NOW hopes for a decision that guarantees the freedom to marry for all. It would mark an historic event and set a precedent for further positive actions for the LGBTQIA communities. If the Supreme Court rules in favor of marriage equality, we urge state officials to move swiftly towards implementation.

NOW has been instrumental in getting to this critical point. In 1995, NOW declared marriage as a fundamental right to all couples and should not be denied to same-sex couples. In 2004, the NOW PAC made support for marriage equality a criteria for all political candidates seeking an endorsement. In that same year, NOW launched the National Action Campaign to elevate our work by focusing on education, legislative campaigns, and ballot initiatives. From 2013 to 2015 NOW helped to increase favorable public opinion by hosting workshops and utilizing social media to better community outreach initiatives. As recently as April 28, NOW members participated in rallies outside the U.S. Supreme Court and in locations around the country in an effort to legalize same-sex-marriage in all 50 states.

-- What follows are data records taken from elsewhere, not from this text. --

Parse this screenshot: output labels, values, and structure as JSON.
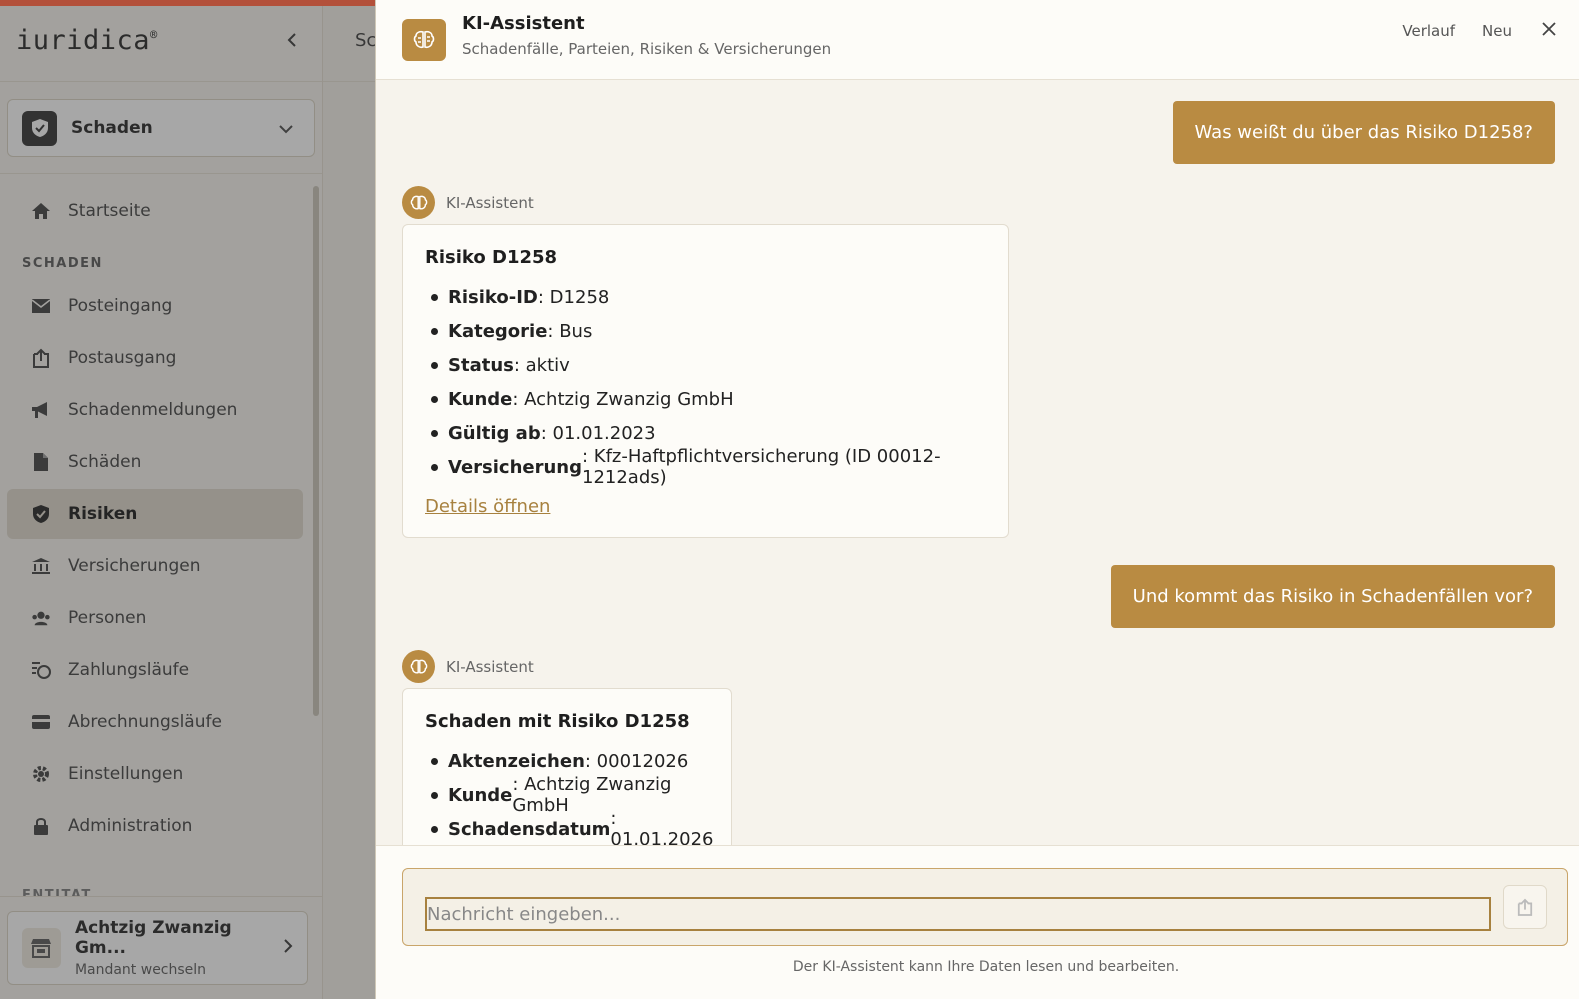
{
  "sidebar": {
    "logo": "iuridica",
    "logo_mark": "®",
    "module": "Schaden",
    "nav": [
      {
        "label": "Startseite",
        "icon": "home-icon"
      },
      {
        "section": "SCHADEN"
      },
      {
        "label": "Posteingang",
        "icon": "mail-icon"
      },
      {
        "label": "Postausgang",
        "icon": "outbox-icon"
      },
      {
        "label": "Schadenmeldungen",
        "icon": "megaphone-icon"
      },
      {
        "label": "Schäden",
        "icon": "file-icon"
      },
      {
        "label": "Risiken",
        "icon": "shield-icon",
        "active": true
      },
      {
        "label": "Versicherungen",
        "icon": "bank-icon"
      },
      {
        "label": "Personen",
        "icon": "users-icon"
      },
      {
        "label": "Zahlungsläufe",
        "icon": "payment-run-icon"
      },
      {
        "label": "Abrechnungsläufe",
        "icon": "card-icon"
      },
      {
        "label": "Einstellungen",
        "icon": "gear-icon"
      },
      {
        "label": "Administration",
        "icon": "lock-icon"
      }
    ],
    "entity_section": "ENTITÄT",
    "tenant": {
      "name": "Achtzig Zwanzig Gm...",
      "sub": "Mandant wechseln"
    }
  },
  "content": {
    "header_fragment": "Sc"
  },
  "assistant": {
    "title": "KI-Assistent",
    "subtitle": "Schadenfälle, Parteien, Risiken & Versicherungen",
    "actions": {
      "history": "Verlauf",
      "new": "Neu"
    },
    "bot_name": "KI-Assistent",
    "messages": {
      "q1": "Was weißt du über das Risiko D1258?",
      "a1": {
        "title": "Risiko D1258",
        "items": [
          {
            "key": "Risiko-ID",
            "value": ": D1258"
          },
          {
            "key": "Kategorie",
            "value": ": Bus"
          },
          {
            "key": "Status",
            "value": ": aktiv"
          },
          {
            "key": "Kunde",
            "value": ": Achtzig Zwanzig GmbH"
          },
          {
            "key": "Gültig ab",
            "value": ": 01.01.2023"
          },
          {
            "key": "Versicherung",
            "value": ": Kfz-Haftpflichtversicherung (ID 00012-1212ads)"
          }
        ],
        "link": "Details öffnen"
      },
      "q2": "Und kommt das Risiko in Schadenfällen vor?",
      "a2": {
        "title": "Schaden mit Risiko D1258",
        "items": [
          {
            "key": "Aktenzeichen",
            "value": ": 00012026"
          },
          {
            "key": "Kunde",
            "value": ": Achtzig Zwanzig GmbH"
          },
          {
            "key": "Schadensdatum",
            "value": ": 01.01.2026"
          }
        ]
      }
    },
    "input_placeholder": "Nachricht eingeben...",
    "disclaimer": "Der KI-Assistent kann Ihre Daten lesen und bearbeiten."
  },
  "colors": {
    "accent": "#b98b42",
    "top_bar": "#b3503a"
  }
}
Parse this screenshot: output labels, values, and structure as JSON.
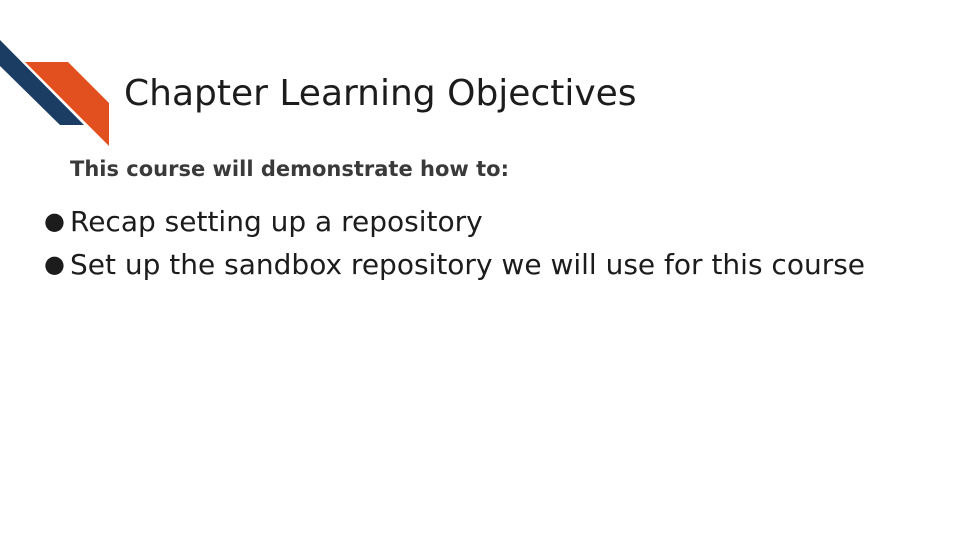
{
  "slide": {
    "title": "Chapter Learning Objectives",
    "subtitle": "This course will demonstrate how to:",
    "bullets": [
      "Recap setting up a repository",
      "Set up the sandbox repository we will use for this course"
    ],
    "bullet_glyph": "●"
  },
  "colors": {
    "accent_navy": "#1b3d63",
    "accent_orange": "#e2501f",
    "title_text": "#1c1c1c",
    "subtitle_text": "#3a3a3a",
    "background": "#ffffff"
  },
  "icons": {
    "logo": "chevron-stripes-logo"
  }
}
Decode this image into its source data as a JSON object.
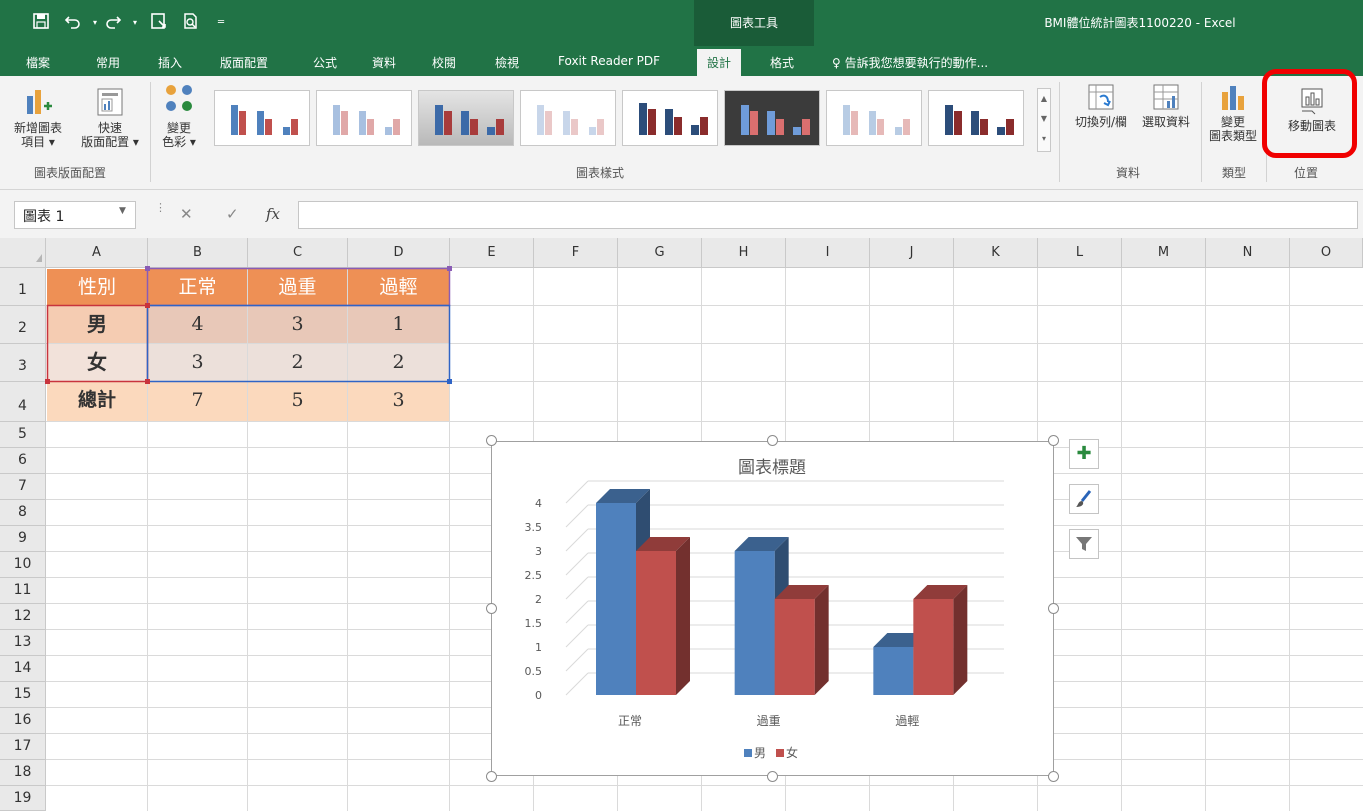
{
  "window": {
    "title": "BMI體位統計圖表1100220 - Excel",
    "contextual_group": "圖表工具"
  },
  "colors": {
    "excel_green": "#217346",
    "highlight": "#f00000",
    "series_male": "#4f81bd",
    "series_female": "#c0504d",
    "table_header": "#ee9055"
  },
  "quick_access": [
    "save-icon",
    "undo-icon",
    "redo-icon",
    "save-as-icon",
    "print-preview-icon",
    "customize-qat-icon"
  ],
  "tabs": [
    {
      "label": "檔案"
    },
    {
      "label": "常用"
    },
    {
      "label": "插入"
    },
    {
      "label": "版面配置"
    },
    {
      "label": "公式"
    },
    {
      "label": "資料"
    },
    {
      "label": "校閱"
    },
    {
      "label": "檢視"
    },
    {
      "label": "Foxit Reader PDF"
    },
    {
      "label": "設計"
    },
    {
      "label": "格式"
    }
  ],
  "tell_me": "告訴我您想要執行的動作...",
  "ribbon": {
    "add_element_line1": "新增圖表",
    "add_element_line2": "項目 ▾",
    "quick_layout_line1": "快速",
    "quick_layout_line2": "版面配置 ▾",
    "chart_layouts_group": "圖表版面配置",
    "change_colors_line1": "變更",
    "change_colors_line2": "色彩 ▾",
    "chart_styles_group": "圖表樣式",
    "switch_row_col": "切換列/欄",
    "select_data": "選取資料",
    "data_group": "資料",
    "change_type_line1": "變更",
    "change_type_line2": "圖表類型",
    "type_group": "類型",
    "move_chart": "移動圖表",
    "location_group": "位置"
  },
  "formula_bar": {
    "name_box": "圖表 1",
    "formula": ""
  },
  "columns": [
    "A",
    "B",
    "C",
    "D",
    "E",
    "F",
    "G",
    "H",
    "I",
    "J",
    "K",
    "L",
    "M",
    "N",
    "O"
  ],
  "rows": [
    "1",
    "2",
    "3",
    "4",
    "5",
    "6",
    "7",
    "8",
    "9",
    "10",
    "11",
    "12",
    "13",
    "14",
    "15",
    "16",
    "17",
    "18",
    "19"
  ],
  "table": {
    "header": [
      "性別",
      "正常",
      "過重",
      "過輕"
    ],
    "rows": [
      [
        "男",
        "4",
        "3",
        "1"
      ],
      [
        "女",
        "3",
        "2",
        "2"
      ],
      [
        "總計",
        "7",
        "5",
        "3"
      ]
    ]
  },
  "chart_data": {
    "type": "bar",
    "title": "圖表標題",
    "categories": [
      "正常",
      "過重",
      "過輕"
    ],
    "series": [
      {
        "name": "男",
        "values": [
          4,
          3,
          1
        ],
        "color": "#4f81bd"
      },
      {
        "name": "女",
        "values": [
          3,
          2,
          2
        ],
        "color": "#c0504d"
      }
    ],
    "ylim": [
      0,
      4
    ],
    "yticks": [
      "0",
      "0.5",
      "1",
      "1.5",
      "2",
      "2.5",
      "3",
      "3.5",
      "4"
    ],
    "grid": true,
    "legend": "bottom",
    "style": "3d-clustered-column"
  }
}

Just the Beginning – The most likely and expected outcome for the Supreme Court’s decision is that it will decide in favor of marriage equality. If we get our wish, the next focus for NOW’s work for LGBTQIA equality will be comprehensive nondiscrimination protections for LGBTQIA people and their families in employment, housing, credit, education, and public accommodations. We expect bills at both the federal level and in about 28 states that lack such protections.